March 23, 2000 (Washington) -- The painful burning and tingling sensation that many diabetics feel in their legs may be alleviated by a mild electrical shock, but this experimental treatment is being critcized as ineffective by some physicians.
This type of symptom, which results from nerve damage or neuropathy, is a common complication of diabetes, particularly among people who do not have good control over their blood sugar levels. Physicians today treat diabetic neuropathy with a number of drugs that are not approved for the relief of these symptoms, including antidepressants and medications used to stop convulsions, as well as with drugs that are designed to relieve pain.
Some researchers believe that an electrical charge applied to the skin, a process called transcutaneous electric nerve stimulation (TENS), can relieve diabetic pain. TENS is commonly used to treat other muscle or nerve injuries. A new study published in the March issue of the journal Diabetes Care examined the effect of combining TENS with acupuncture needles to which a mild electrical charge had been applied. Each of the 50 people in the study had 10 needles inserted in their legs and feet and received 30-minute charges every week for three weeks. To compare the effect, the researchers also applied needle insertion without the electrical charge for three weeks. All patients were required to have their diabetes under steady control, although the investigators did not monitor the patients for this. Patients were permitted to take typical pain medications as needed.
The study was undertaken by Mohammed A. Hazma, MD, Paul E. White, PhD, MD, and their colleagues in the department of anesthesiology and pain management at the University of Texas Southwestern Medical Center in Dallas. White is the chairman of the department.
Compared with how they felt at the start of the study, the patients reported levels of pain, physical activity, and quality of sleep that were all improved by the end of the study period for the active needles but not for the period of the needle treatment without the electrical charge. Patients also reported a 49% reduction in daily use of pain medication, compared with a 14% reduction during the nonelectrified needle treatment period. Some patients continued having weekly treatments after the study concluded and indicated that they were "willing to pay extra money" for their treatments. None reported side effects.
"Our other research showed this was effective for low back pain," White tells WebMD from Switzerland, where he is a visiting professor in the department of anesthesia at the University of Geneva. "I think there is a potential benefit to [diabetic] patients, but I think it is part of a comprehensive treatment program. It is not a sole treatment," he says. "They need to be on an exercise program. With this, they are feeling more comfortable and less pain. I am not sure how [long] the effects last ... they will still need other analgesics, but it reduced their dependence on them."
The biggest problem in making this therapy more available is the lack of good equipment to generate the electrical charge, White says. White is working with a private firm to develop a device, which would have to be approved by the FDA. A few facilities offer the treatment today and charge $75-125 per treatment, which might be covered by insurance, White says.

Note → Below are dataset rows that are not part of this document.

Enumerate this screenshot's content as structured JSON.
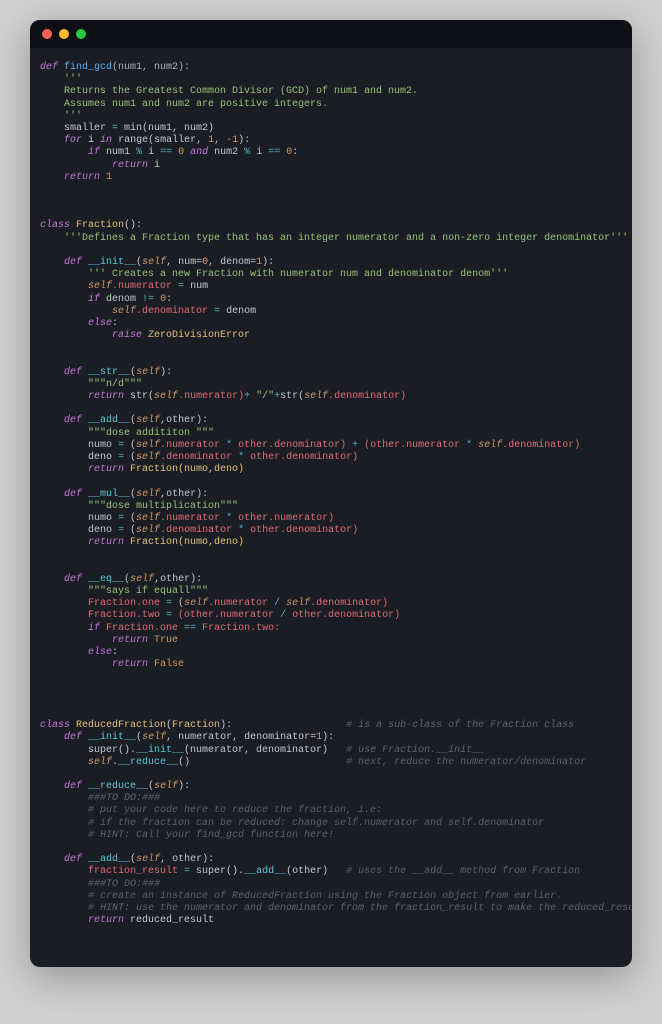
{
  "titlebar": {
    "dots": [
      "red",
      "yellow",
      "green"
    ]
  },
  "code": {
    "l1": "def ",
    "l1b": "find_gcd",
    "l1c": "(num1, num2):",
    "l2": "    '''",
    "l3": "    Returns the Greatest Common Divisor (GCD) of num1 and num2.",
    "l4": "    Assumes num1 and num2 are positive integers.",
    "l5": "    '''",
    "l6a": "    smaller ",
    "l6b": "=",
    "l6c": " min(num1, num2)",
    "l7a": "    ",
    "l7b": "for",
    "l7c": " i ",
    "l7d": "in",
    "l7e": " range(smaller, ",
    "l7f": "1",
    "l7g": ", ",
    "l7h": "-1",
    "l7i": "):",
    "l8a": "        ",
    "l8b": "if",
    "l8c": " num1 ",
    "l8d": "%",
    "l8e": " i ",
    "l8f": "==",
    "l8g": " ",
    "l8h": "0",
    "l8i": " ",
    "l8j": "and",
    "l8k": " num2 ",
    "l8l": "%",
    "l8m": " i ",
    "l8n": "==",
    "l8o": " ",
    "l8p": "0",
    "l8q": ":",
    "l9a": "            ",
    "l9b": "return",
    "l9c": " i",
    "l10a": "    ",
    "l10b": "return",
    "l10c": " ",
    "l10d": "1",
    "cls1a": "class ",
    "cls1b": "Fraction",
    "cls1c": "():",
    "cls2": "    '''Defines a Fraction type that has an integer numerator and a non-zero integer denominator'''",
    "init_a": "    ",
    "init_b": "def ",
    "init_c": "__init__",
    "init_d": "(",
    "init_e": "self",
    "init_f": ", num=",
    "init_g": "0",
    "init_h": ", denom=",
    "init_i": "1",
    "init_j": "):",
    "init2": "        ''' Creates a new Fraction with numerator num and denominator denom'''",
    "init3a": "        ",
    "init3b": "self",
    "init3c": ".numerator ",
    "init3d": "=",
    "init3e": " num",
    "init4a": "        ",
    "init4b": "if",
    "init4c": " denom ",
    "init4d": "!=",
    "init4e": " ",
    "init4f": "0",
    "init4g": ":",
    "init5a": "            ",
    "init5b": "self",
    "init5c": ".denominator ",
    "init5d": "=",
    "init5e": " denom",
    "init6a": "        ",
    "init6b": "else",
    "init6c": ":",
    "init7a": "            ",
    "init7b": "raise",
    "init7c": " ZeroDivisionError",
    "str1a": "    ",
    "str1b": "def ",
    "str1c": "__str__",
    "str1d": "(",
    "str1e": "self",
    "str1f": "):",
    "str2": "        \"\"\"n/d\"\"\"",
    "str3a": "        ",
    "str3b": "return",
    "str3c": " str(",
    "str3d": "self",
    "str3e": ".numerator)",
    "str3f": "+",
    "str3g": " ",
    "str3h": "\"/\"",
    "str3i": "+",
    "str3j": "str(",
    "str3k": "self",
    "str3l": ".denominator)",
    "add1a": "    ",
    "add1b": "def ",
    "add1c": "__add__",
    "add1d": "(",
    "add1e": "self",
    "add1f": ",other):",
    "add2": "        \"\"\"dose addititon \"\"\"",
    "add3a": "        numo ",
    "add3b": "=",
    "add3c": " (",
    "add3d": "self",
    "add3e": ".numerator ",
    "add3f": "*",
    "add3g": " other.denominator) ",
    "add3h": "+",
    "add3i": " (other.numerator ",
    "add3j": "*",
    "add3k": " ",
    "add3l": "self",
    "add3m": ".denominator)",
    "add4a": "        deno ",
    "add4b": "=",
    "add4c": " (",
    "add4d": "self",
    "add4e": ".denominator ",
    "add4f": "*",
    "add4g": " other.denominator)",
    "add5a": "        ",
    "add5b": "return",
    "add5c": " Fraction(numo,deno)",
    "mul1a": "    ",
    "mul1b": "def ",
    "mul1c": "__mul__",
    "mul1d": "(",
    "mul1e": "self",
    "mul1f": ",other):",
    "mul2": "        \"\"\"dose multiplication\"\"\"",
    "mul3a": "        numo ",
    "mul3b": "=",
    "mul3c": " (",
    "mul3d": "self",
    "mul3e": ".numerator ",
    "mul3f": "*",
    "mul3g": " other.numerator)",
    "mul4a": "        deno ",
    "mul4b": "=",
    "mul4c": " (",
    "mul4d": "self",
    "mul4e": ".denominator ",
    "mul4f": "*",
    "mul4g": " other.denominator)",
    "mul5a": "        ",
    "mul5b": "return",
    "mul5c": " Fraction(numo,deno)",
    "eq1a": "    ",
    "eq1b": "def ",
    "eq1c": "__eq__",
    "eq1d": "(",
    "eq1e": "self",
    "eq1f": ",other):",
    "eq2": "        \"\"\"says if equall\"\"\"",
    "eq3a": "        Fraction.one ",
    "eq3b": "=",
    "eq3c": " (",
    "eq3d": "self",
    "eq3e": ".numerator ",
    "eq3f": "/",
    "eq3g": " ",
    "eq3h": "self",
    "eq3i": ".denominator)",
    "eq4a": "        Fraction.two ",
    "eq4b": "=",
    "eq4c": " (other.numerator ",
    "eq4d": "/",
    "eq4e": " other.denominator)",
    "eq5a": "        ",
    "eq5b": "if",
    "eq5c": " Fraction.one ",
    "eq5d": "==",
    "eq5e": " Fraction.two:",
    "eq6a": "            ",
    "eq6b": "return",
    "eq6c": " True",
    "eq7a": "        ",
    "eq7b": "else",
    "eq7c": ":",
    "eq8a": "            ",
    "eq8b": "return",
    "eq8c": " False",
    "rf1a": "class ",
    "rf1b": "ReducedFraction",
    "rf1c": "(",
    "rf1d": "Fraction",
    "rf1e": "):",
    "rf1f": "                   ",
    "rf1g": "# is a sub-class of the Fraction class",
    "rf2a": "    ",
    "rf2b": "def ",
    "rf2c": "__init__",
    "rf2d": "(",
    "rf2e": "self",
    "rf2f": ", numerator, denominator=",
    "rf2g": "1",
    "rf2h": "):",
    "rf3a": "        super().",
    "rf3b": "__init__",
    "rf3c": "(numerator, denominator)   ",
    "rf3d": "# use Fraction.__init__",
    "rf4a": "        ",
    "rf4b": "self",
    "rf4c": ".",
    "rf4d": "__reduce__",
    "rf4e": "()                          ",
    "rf4f": "# next, reduce the numerator/denominator",
    "rf5a": "    ",
    "rf5b": "def ",
    "rf5c": "__reduce__",
    "rf5d": "(",
    "rf5e": "self",
    "rf5f": "):",
    "rf6": "        ###TO DO:###",
    "rf7": "        # put your code here to reduce the fraction, i.e:",
    "rf8": "        # if the fraction can be reduced: change self.numerator and self.denominator",
    "rf9": "        # HINT: Call your find_gcd function here!",
    "rf10a": "    ",
    "rf10b": "def ",
    "rf10c": "__add__",
    "rf10d": "(",
    "rf10e": "self",
    "rf10f": ", other):",
    "rf11a": "        fraction_result ",
    "rf11b": "=",
    "rf11c": " super().",
    "rf11d": "__add__",
    "rf11e": "(other)   ",
    "rf11f": "# uses the __add__ method from Fraction",
    "rf12": "        ###TO DO:###",
    "rf13": "        # create an instance of ReducedFraction using the Fraction object from earlier.",
    "rf14": "        # HINT: use the numerator and denominator from the fraction_result to make the reduced_result",
    "rf15a": "        ",
    "rf15b": "return",
    "rf15c": " reduced_result"
  }
}
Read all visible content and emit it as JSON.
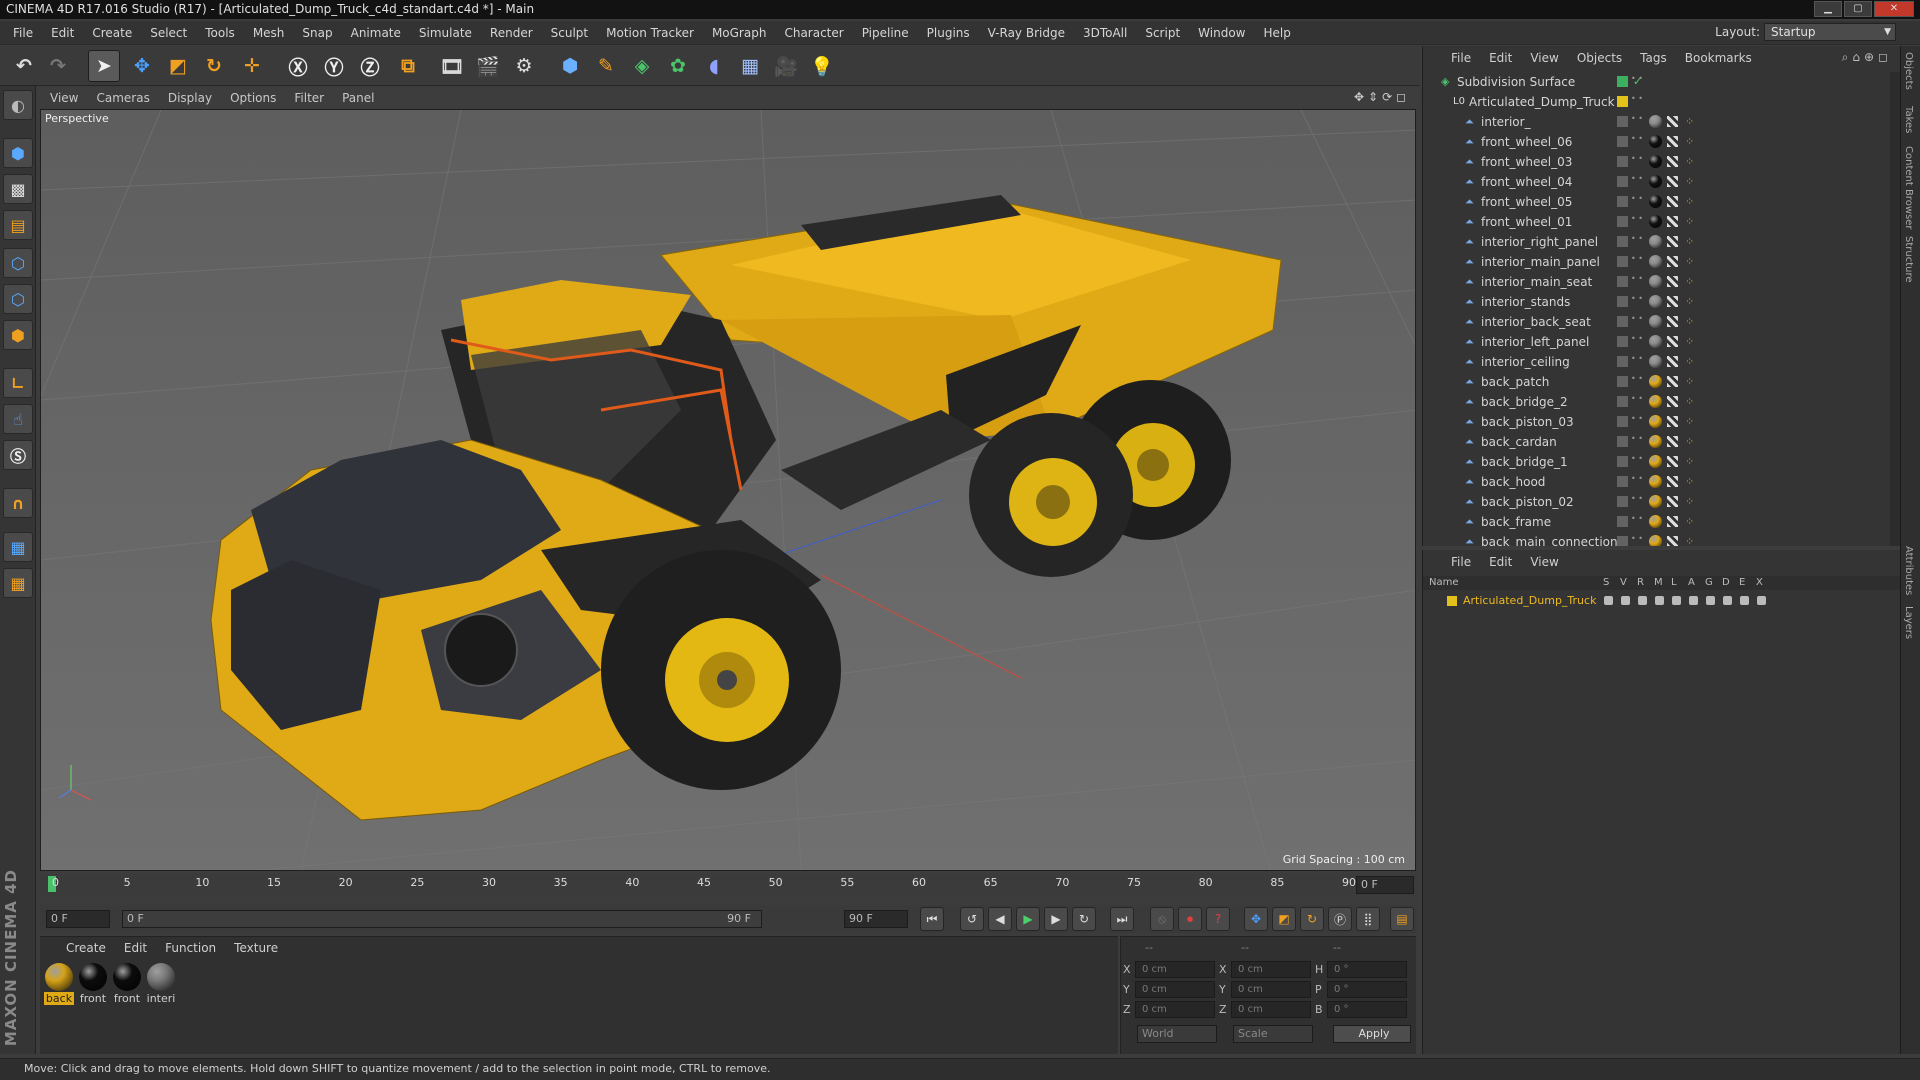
{
  "window": {
    "title": "CINEMA 4D R17.016 Studio (R17) - [Articulated_Dump_Truck_c4d_standart.c4d *] - Main"
  },
  "menu": [
    "File",
    "Edit",
    "Create",
    "Select",
    "Tools",
    "Mesh",
    "Snap",
    "Animate",
    "Simulate",
    "Render",
    "Sculpt",
    "Motion Tracker",
    "MoGraph",
    "Character",
    "Pipeline",
    "Plugins",
    "V-Ray Bridge",
    "3DToAll",
    "Script",
    "Window",
    "Help"
  ],
  "layout": {
    "label": "Layout:",
    "value": "Startup"
  },
  "viewport": {
    "menu": [
      "View",
      "Cameras",
      "Display",
      "Options",
      "Filter",
      "Panel"
    ],
    "camera_label": "Perspective",
    "grid_spacing": "Grid Spacing : 100 cm"
  },
  "timeline": {
    "ticks": [
      "0",
      "5",
      "10",
      "15",
      "20",
      "25",
      "30",
      "35",
      "40",
      "45",
      "50",
      "55",
      "60",
      "65",
      "70",
      "75",
      "80",
      "85",
      "90"
    ],
    "current_frame": "0 F",
    "start_field": "0 F",
    "range_start": "0 F",
    "range_end": "90 F",
    "end_field": "90 F"
  },
  "material_panel": {
    "menu": [
      "Create",
      "Edit",
      "Function",
      "Texture"
    ],
    "materials": [
      {
        "name": "back",
        "color": "#d6a31a"
      },
      {
        "name": "front",
        "color": "#0c0c0c"
      },
      {
        "name": "front",
        "color": "#0c0c0c"
      },
      {
        "name": "interi",
        "color": "#7a7a7a"
      }
    ]
  },
  "coordinates": {
    "header": [
      "--",
      "--",
      "--"
    ],
    "rows": [
      {
        "a": "X",
        "av": "0 cm",
        "b": "X",
        "bv": "0 cm",
        "c": "H",
        "cv": "0 °"
      },
      {
        "a": "Y",
        "av": "0 cm",
        "b": "Y",
        "bv": "0 cm",
        "c": "P",
        "cv": "0 °"
      },
      {
        "a": "Z",
        "av": "0 cm",
        "b": "Z",
        "bv": "0 cm",
        "c": "B",
        "cv": "0 °"
      }
    ],
    "world": "World",
    "scale": "Scale",
    "apply": "Apply"
  },
  "object_manager": {
    "menu": [
      "File",
      "Edit",
      "View",
      "Objects",
      "Tags",
      "Bookmarks"
    ],
    "objects": [
      {
        "name": "Subdivision Surface",
        "level": 0,
        "tag": "green"
      },
      {
        "name": "Articulated_Dump_Truck",
        "level": 1,
        "tag": "yellow"
      },
      {
        "name": "interior_",
        "level": 2,
        "tag": "grey"
      },
      {
        "name": "front_wheel_06",
        "level": 2,
        "tag": "black"
      },
      {
        "name": "front_wheel_03",
        "level": 2,
        "tag": "black"
      },
      {
        "name": "front_wheel_04",
        "level": 2,
        "tag": "black"
      },
      {
        "name": "front_wheel_05",
        "level": 2,
        "tag": "black"
      },
      {
        "name": "front_wheel_01",
        "level": 2,
        "tag": "black"
      },
      {
        "name": "interior_right_panel",
        "level": 2,
        "tag": "grey"
      },
      {
        "name": "interior_main_panel",
        "level": 2,
        "tag": "grey"
      },
      {
        "name": "interior_main_seat",
        "level": 2,
        "tag": "grey"
      },
      {
        "name": "interior_stands",
        "level": 2,
        "tag": "grey"
      },
      {
        "name": "interior_back_seat",
        "level": 2,
        "tag": "grey"
      },
      {
        "name": "interior_left_panel",
        "level": 2,
        "tag": "grey"
      },
      {
        "name": "interior_ceiling",
        "level": 2,
        "tag": "grey"
      },
      {
        "name": "back_patch",
        "level": 2,
        "tag": "orange"
      },
      {
        "name": "back_bridge_2",
        "level": 2,
        "tag": "orange"
      },
      {
        "name": "back_piston_03",
        "level": 2,
        "tag": "orange"
      },
      {
        "name": "back_cardan",
        "level": 2,
        "tag": "orange"
      },
      {
        "name": "back_bridge_1",
        "level": 2,
        "tag": "orange"
      },
      {
        "name": "back_hood",
        "level": 2,
        "tag": "orange"
      },
      {
        "name": "back_piston_02",
        "level": 2,
        "tag": "orange"
      },
      {
        "name": "back_frame",
        "level": 2,
        "tag": "orange"
      },
      {
        "name": "back_main_connection",
        "level": 2,
        "tag": "orange"
      }
    ]
  },
  "layer_manager": {
    "menu": [
      "File",
      "Edit",
      "View"
    ],
    "columns": [
      "Name",
      "S",
      "V",
      "R",
      "M",
      "L",
      "A",
      "G",
      "D",
      "E",
      "X"
    ],
    "layers": [
      {
        "name": "Articulated_Dump_Truck",
        "color": "#e2c21a"
      }
    ]
  },
  "side_tabs": [
    "Objects",
    "Takes",
    "Content Browser",
    "Structure",
    "Attributes",
    "Layers"
  ],
  "status": "Move: Click and drag to move elements. Hold down SHIFT to quantize movement / add to the selection in point mode, CTRL to remove.",
  "brand": "MAXON CINEMA 4D"
}
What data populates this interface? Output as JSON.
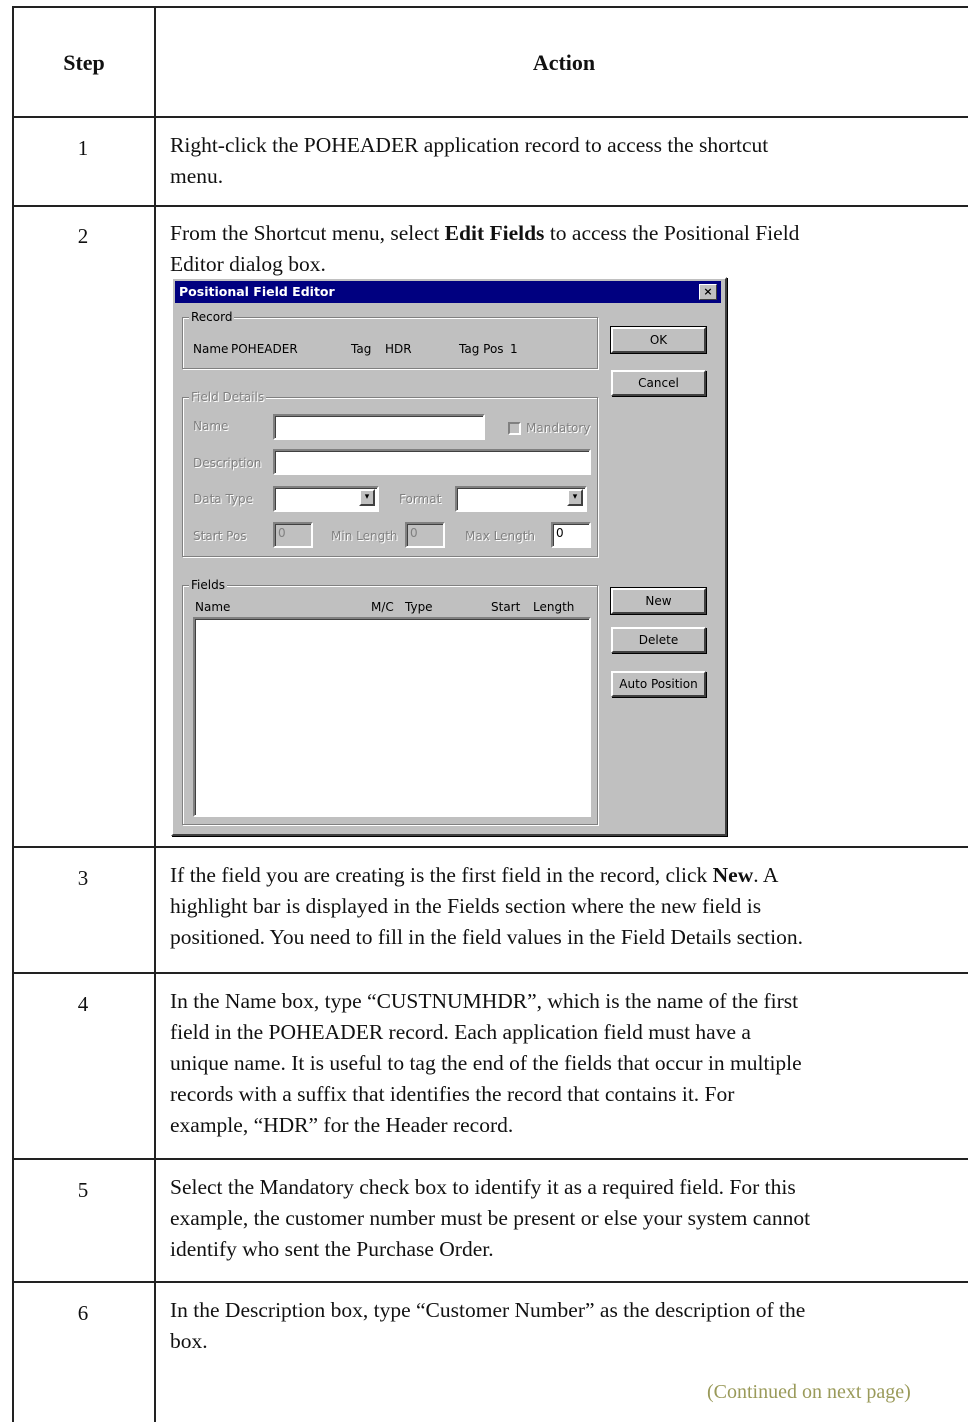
{
  "table": {
    "header_step": "Step",
    "header_action": "Action",
    "rows": [
      {
        "step": "1",
        "lines": [
          "Right-click the POHEADER application record to access the shortcut",
          "menu."
        ]
      },
      {
        "step": "2",
        "pre": "From the Shortcut menu, select ",
        "bold": "Edit Fields",
        "post": " to access the Positional Field",
        "line2": "Editor dialog box."
      },
      {
        "step": "3",
        "pre": "If the field you are creating is the first field in the record, click ",
        "bold": "New",
        "post": ". A",
        "line2": "highlight bar is displayed in the Fields section where the new field is",
        "line3": "positioned. You need to fill in the field values in the Field Details section."
      },
      {
        "step": "4",
        "lines": [
          "In the Name box, type “CUSTNUMHDR”, which is the name of the first",
          "field in the POHEADER record. Each application field must have a",
          "unique name. It is useful to tag the end of the fields that occur in multiple",
          "records with a suffix that identifies the record that contains it. For",
          "example, “HDR” for the Header record."
        ]
      },
      {
        "step": "5",
        "lines": [
          "Select the Mandatory check box to identify it as a required field. For this",
          "example, the customer number must be present or else your system cannot",
          "identify who sent the Purchase Order."
        ]
      },
      {
        "step": "6",
        "lines": [
          "In the Description box, type “Customer Number” as the description of the",
          "box."
        ]
      }
    ],
    "continued": "(Continued on next page)"
  },
  "dialog": {
    "title": "Positional Field Editor",
    "close": "×",
    "record_group": "Record",
    "record_name_label": "Name",
    "record_name_value": "POHEADER",
    "record_tag_label": "Tag",
    "record_tag_value": "HDR",
    "record_tagpos_label": "Tag Pos",
    "record_tagpos_value": "1",
    "ok": "OK",
    "cancel": "Cancel",
    "field_details_group": "Field Details",
    "name_label": "Name",
    "mandatory_label": "Mandatory",
    "description_label": "Description",
    "data_type_label": "Data Type",
    "format_label": "Format",
    "start_pos_label": "Start Pos",
    "start_pos_value": "0",
    "min_length_label": "Min Length",
    "min_length_value": "0",
    "max_length_label": "Max Length",
    "max_length_value": "0",
    "fields_group": "Fields",
    "col_name": "Name",
    "col_mc": "M/C",
    "col_type": "Type",
    "col_start": "Start",
    "col_length": "Length",
    "new": "New",
    "delete": "Delete",
    "auto_position": "Auto Position"
  }
}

However, an endocrinologist and a neurologist who reviewed the study for WebMD both say that it failed to show that the treatment was more effective than placebo.
"Neuropathy is a very bad problem, and anything that could help would be [beneficial]. But the problem is, it is a very short-term study," says George King, MD, director of research at the Joslin Diabetes Center and a professor of medicine at Harvard School of Medicine, both in Boston. "[T]hey can't really do this in a double-blinded fashion [in which the patients don't know which treatment they're receiving]. We don't really know whether this works or not. The ideal treatment is to have a therapeutic agent that prevents or slows down the underlying cause of the problem." He adds that the diabetics who tightly control their blood sugar levels can avoid the risk of neuropathy.
"I am not saying this does not work, but they have not eliminated the placebo effect," says Gary Gerard, MD, director of the Neurology Center of Ohio in Toledo and former vice chairman of the department of neurology and associate professor at the Medical College of Ohio. "The placebo effect in pain of any kind is enormous, and I would say that if they did not eliminate that, it would void the results." Gerard, who was not involved in this study, is conducting studies on medications for neuropathy.
Even if the treatment does work -- and Gerard doubts that it does -- he points out that it would be too costly and impractical, particularly given the prevalence of diabetic neuropathy. "You are talking about three treatments a week, every week -- forever," he says. "To pay for the doctors' time -- it would cost billions."
- Neuropathy, or nerve damage, is a common complication of diabetes, particularly among patients who do not tightly control their blood sugar levels.
- A new technique that applies electrical charges to acupuncture needles could be an effective treatment for neuropathy.
- The treatment has its critics, however, who say the data on its effectiveness are not convincing.